Since graduating and working for an electronics manufacturing company, I understand how important a 'good' CV really is in finding your perfect job. The Independent article below provides a useful insight into CV writing and highlights 8 annoying mistakes you'll want to avoid if you are about to put pen to paper.
When crafting your CV don't worry too much that the job you are applying for doesn't directly relate back to your degree. If you plan to move into a specialist area such as mechanical engineering then having a relevant degree may help, but for a more varied role i.e. a position within the commercial team, it's not likely to matter as much.
Good graduate schemes within manufacturing companies should offer you both in-house and external training along with the option of a postgraduate certification. So do not automatically assume you have to have a technical degree to end up working in a technical business. You might not, I didn't, and without checking you could end up automatically dismissing the perfect role for you!
It is also important to draw on all the skills you have learned through university. Don't downplay what you have achieved during your time studying and how relevant some of these skills are within the workplace.
For example, it's likely you will have built up good presentation skills throughout your studies. These are vital if you plan to take on a customer or supplier facing role, particularly if you are expected to report on monthly performance metrics.
It's likely you will have also spent a large amount of time perfecting your academic writing skills. Demonstrating you are able to write formally is a good indication that you can communicate to customers, suppliers and other key stakeholders at varying levels, again vital when preparing monthly reports.
Be sure to relate all of your experience back to the job description and tailor your CV to suit the job. Unfortunately, too many candidates still fire out 'generic' CVs and covering letters which are very easy to spot. By taking the time and effort topersonaliseboth of these documents, it shows the company you have a genuine interest in their business and how your skills can add value to them.

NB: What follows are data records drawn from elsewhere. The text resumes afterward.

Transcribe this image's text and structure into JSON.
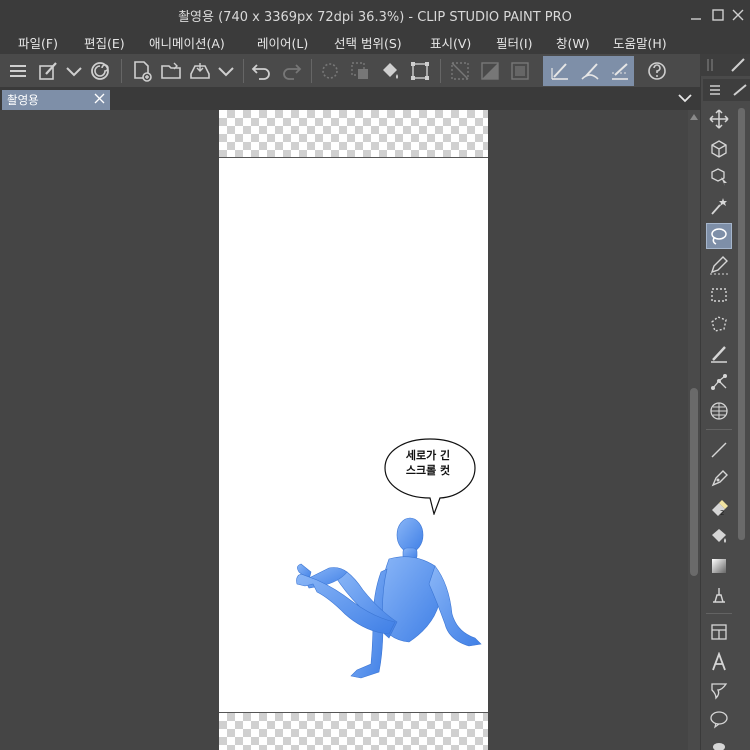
{
  "window": {
    "title": "촬영용 (740 x 3369px 72dpi 36.3%)  - CLIP STUDIO PAINT PRO"
  },
  "menu": [
    {
      "label": "파일(F)"
    },
    {
      "label": "편집(E)"
    },
    {
      "label": "애니메이션(A)"
    },
    {
      "label": "레이어(L)"
    },
    {
      "label": "선택 범위(S)"
    },
    {
      "label": "표시(V)"
    },
    {
      "label": "필터(I)"
    },
    {
      "label": "창(W)"
    },
    {
      "label": "도움말(H)"
    }
  ],
  "tabs": [
    {
      "label": "촬영용",
      "active": true
    }
  ],
  "canvas": {
    "speech_bubble_text": [
      "세로가 긴",
      "스크롤 컷"
    ]
  },
  "toolbar_icons": [
    "menu-icon",
    "brush-settings-icon",
    "chevron-down-icon",
    "clip-studio-logo-icon",
    "new-document-icon",
    "open-folder-icon",
    "save-icon",
    "chevron-down-icon",
    "undo-icon",
    "redo-icon",
    "clear-icon",
    "fill-selection-icon",
    "fill-icon",
    "transform-icon",
    "deselect-icon",
    "invert-selection-icon",
    "show-selection-icon",
    "ruler-snap-icon",
    "special-ruler-snap-icon",
    "grid-snap-icon",
    "help-icon"
  ],
  "palette_tools": [
    "move-icon",
    "object-3d-icon",
    "object-select-icon",
    "auto-action-icon",
    "lasso-icon",
    "eyedropper-pen-icon",
    "rectangle-select-icon",
    "polyline-select-icon",
    "pen-icon",
    "vector-icon",
    "grid-icon",
    "line-icon",
    "pen-tool-icon",
    "eraser-icon",
    "fill-bucket-icon",
    "gradient-icon",
    "blend-icon",
    "frame-icon",
    "text-icon",
    "balloon-tail-icon",
    "balloon-icon",
    "more-icon"
  ],
  "colors": {
    "accent": "#7e8fa8",
    "figure": "#5e97ef",
    "window": "#3b3b3b",
    "panel": "#4a4a4a"
  }
}
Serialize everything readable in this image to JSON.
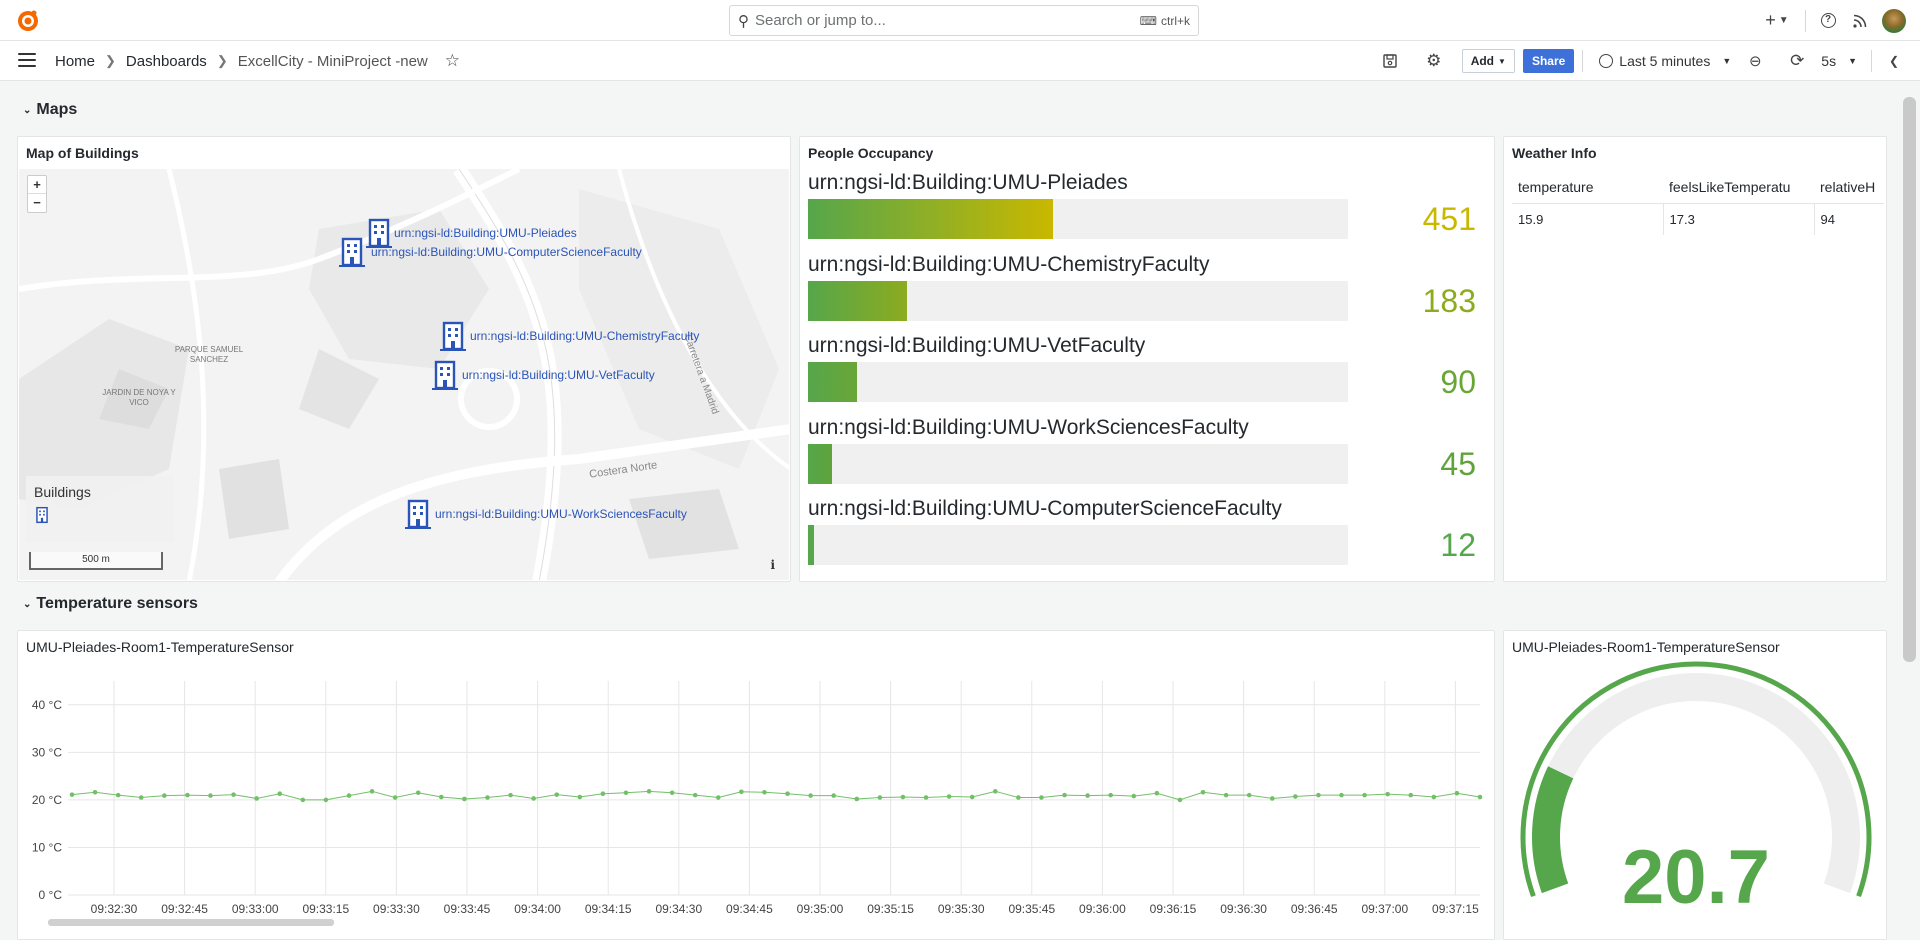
{
  "topbar": {
    "search_placeholder": "Search or jump to...",
    "search_shortcut": "ctrl+k",
    "icons": [
      "grafana-logo-icon",
      "plus-icon",
      "chevron-down-icon",
      "help-icon",
      "news-icon",
      "avatar"
    ]
  },
  "navbar": {
    "breadcrumbs": [
      "Home",
      "Dashboards",
      "ExcellCity - MiniProject -new"
    ],
    "add_label": "Add",
    "share_label": "Share",
    "time_range": "Last 5 minutes",
    "refresh_interval": "5s"
  },
  "rows": {
    "maps_title": "Maps",
    "temp_title": "Temperature sensors"
  },
  "map_panel": {
    "title": "Map of Buildings",
    "zoom_in": "+",
    "zoom_out": "−",
    "legend_title": "Buildings",
    "scale": "500 m",
    "info": "i",
    "place_labels": [
      "PARQUE SAMUEL SANCHEZ",
      "JARDIN DE NOYA Y VICO",
      "Costera Norte",
      "Carretera a Madrid"
    ],
    "markers": [
      {
        "label": "urn:ngsi-ld:Building:UMU-Pleiades"
      },
      {
        "label": "urn:ngsi-ld:Building:UMU-ComputerScienceFaculty"
      },
      {
        "label": "urn:ngsi-ld:Building:UMU-ChemistryFaculty"
      },
      {
        "label": "urn:ngsi-ld:Building:UMU-VetFaculty"
      },
      {
        "label": "urn:ngsi-ld:Building:UMU-WorkSciencesFaculty"
      }
    ]
  },
  "occupancy_panel": {
    "title": "People Occupancy",
    "max": 1100,
    "items": [
      {
        "name": "urn:ngsi-ld:Building:UMU-Pleiades",
        "value": "451",
        "fraction": 0.453,
        "color": "#c9b800"
      },
      {
        "name": "urn:ngsi-ld:Building:UMU-ChemistryFaculty",
        "value": "183",
        "fraction": 0.184,
        "color": "#8cab1f"
      },
      {
        "name": "urn:ngsi-ld:Building:UMU-VetFaculty",
        "value": "90",
        "fraction": 0.09,
        "color": "#6aa637"
      },
      {
        "name": "urn:ngsi-ld:Building:UMU-WorkSciencesFaculty",
        "value": "45",
        "fraction": 0.045,
        "color": "#5fa33a"
      },
      {
        "name": "urn:ngsi-ld:Building:UMU-ComputerScienceFaculty",
        "value": "12",
        "fraction": 0.012,
        "color": "#56a64b"
      }
    ]
  },
  "weather_panel": {
    "title": "Weather Info",
    "columns": [
      "temperature",
      "feelsLikeTemperatu",
      "relativeH"
    ],
    "row": [
      "15.9",
      "17.3",
      "94"
    ]
  },
  "ts_panel": {
    "title": "UMU-Pleiades-Room1-TemperatureSensor"
  },
  "gauge_panel": {
    "title": "UMU-Pleiades-Room1-TemperatureSensor",
    "value": "20.7",
    "fraction": 0.207,
    "color": "#56a64b"
  },
  "chart_data": {
    "type": "line",
    "title": "",
    "xlabel": "",
    "ylabel": "",
    "y_ticks": [
      "0 °C",
      "10 °C",
      "20 °C",
      "30 °C",
      "40 °C"
    ],
    "ylim": [
      0,
      45
    ],
    "x_ticks": [
      "09:32:30",
      "09:32:45",
      "09:33:00",
      "09:33:15",
      "09:33:30",
      "09:33:45",
      "09:34:00",
      "09:34:15",
      "09:34:30",
      "09:34:45",
      "09:35:00",
      "09:35:15",
      "09:35:30",
      "09:35:45",
      "09:36:00",
      "09:36:15",
      "09:36:30",
      "09:36:45",
      "09:37:00",
      "09:37:15"
    ],
    "grid": true,
    "series": [
      {
        "color": "#73bf69",
        "values": [
          21.1,
          21.6,
          21.0,
          20.5,
          20.9,
          21.0,
          20.9,
          21.1,
          20.3,
          21.3,
          20.0,
          20.0,
          20.9,
          21.8,
          20.5,
          21.5,
          20.6,
          20.2,
          20.5,
          21.0,
          20.3,
          21.1,
          20.6,
          21.3,
          21.5,
          21.8,
          21.5,
          21.0,
          20.5,
          21.7,
          21.6,
          21.3,
          20.9,
          20.9,
          20.2,
          20.5,
          20.6,
          20.5,
          20.7,
          20.6,
          21.8,
          20.5,
          20.5,
          21.0,
          20.9,
          21.0,
          20.8,
          21.4,
          20.0,
          21.6,
          21.0,
          21.0,
          20.3,
          20.7,
          21.0,
          21.0,
          21.0,
          21.2,
          21.0,
          20.6,
          21.4,
          20.6
        ]
      }
    ]
  }
}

Finally, make sure that your personality shines through! Chances are you won't be the only one applying for the role and your experience is going to be limited. This shouldn't matter if the company can get a good 'feel' for who you are as a person when reading your CV. Interests, hobbies and most importantly any part-time roles, summer jobs, or volunteering experiences all help paint a more 'rounded' picture of you. Unfortunately, those that come across on paper as a blank canvas can end up very quickly on the 'no' pile...
Hopefully, my advice has helped in some way and by ensuring you don't make the same CV mistakes listed below, your chances of landing on the 'yes' pile should increase.
Since launching Résumé Writers' Ink in 2010, Tina Nicolai estimates that she's read over 40,000 résumés.
That's a lot of CVs. Over the years, Nicolai says that certain annoying mistakes tend to come up quite a lot.
Some of these errors might not seem like a huge deal. In a competitive job market, though, they might be the difference from snagging your dream job and having your CV thrown in the garbage.